* Problem to work on *
Please print exactly the lines running from the one that contains "Serialize everything readable" to the end of the data, with both lines included.

* Dataset excerpts *
□ □ □ □

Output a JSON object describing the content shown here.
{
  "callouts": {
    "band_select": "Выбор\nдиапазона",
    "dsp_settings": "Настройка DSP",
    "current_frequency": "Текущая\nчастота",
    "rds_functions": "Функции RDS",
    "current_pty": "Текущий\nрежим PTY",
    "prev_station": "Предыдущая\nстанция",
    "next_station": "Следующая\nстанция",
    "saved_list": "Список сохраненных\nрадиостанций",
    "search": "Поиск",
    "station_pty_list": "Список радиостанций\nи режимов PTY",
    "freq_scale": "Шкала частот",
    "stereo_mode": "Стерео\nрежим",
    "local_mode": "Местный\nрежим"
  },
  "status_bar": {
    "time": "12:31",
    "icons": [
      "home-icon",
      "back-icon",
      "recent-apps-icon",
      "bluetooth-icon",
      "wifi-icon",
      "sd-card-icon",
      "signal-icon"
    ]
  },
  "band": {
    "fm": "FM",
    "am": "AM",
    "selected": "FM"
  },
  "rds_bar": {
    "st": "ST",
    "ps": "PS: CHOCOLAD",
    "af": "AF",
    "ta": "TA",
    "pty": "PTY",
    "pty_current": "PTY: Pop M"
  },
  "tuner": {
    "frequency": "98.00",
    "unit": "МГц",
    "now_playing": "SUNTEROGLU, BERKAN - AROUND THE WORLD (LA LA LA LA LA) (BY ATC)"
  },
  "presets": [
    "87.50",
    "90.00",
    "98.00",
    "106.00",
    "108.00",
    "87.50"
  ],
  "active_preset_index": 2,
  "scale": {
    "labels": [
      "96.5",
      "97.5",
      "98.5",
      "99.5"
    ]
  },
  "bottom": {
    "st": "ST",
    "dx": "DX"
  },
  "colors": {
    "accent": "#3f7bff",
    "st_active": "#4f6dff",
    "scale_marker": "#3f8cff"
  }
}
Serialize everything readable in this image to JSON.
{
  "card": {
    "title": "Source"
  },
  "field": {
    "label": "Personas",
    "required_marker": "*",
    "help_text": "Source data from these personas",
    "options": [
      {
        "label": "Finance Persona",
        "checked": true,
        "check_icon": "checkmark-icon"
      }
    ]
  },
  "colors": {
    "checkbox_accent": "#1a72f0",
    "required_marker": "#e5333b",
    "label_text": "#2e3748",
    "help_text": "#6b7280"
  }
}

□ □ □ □

* Your solution *
Serialize everything readable in this image to JSON.
{
  "card": {
    "title": "Source"
  },
  "field": {
    "label": "Personas",
    "required_marker": "*",
    "help_text": "Source data from these personas",
    "options": [
      {
        "label": "Finance Persona",
        "checked": true,
        "check_icon": "checkmark-icon"
      }
    ]
  },
  "colors": {
    "checkbox_accent": "#1a72f0",
    "required_marker": "#e5333b",
    "label_text": "#2e3748",
    "help_text": "#6b7280"
  }
}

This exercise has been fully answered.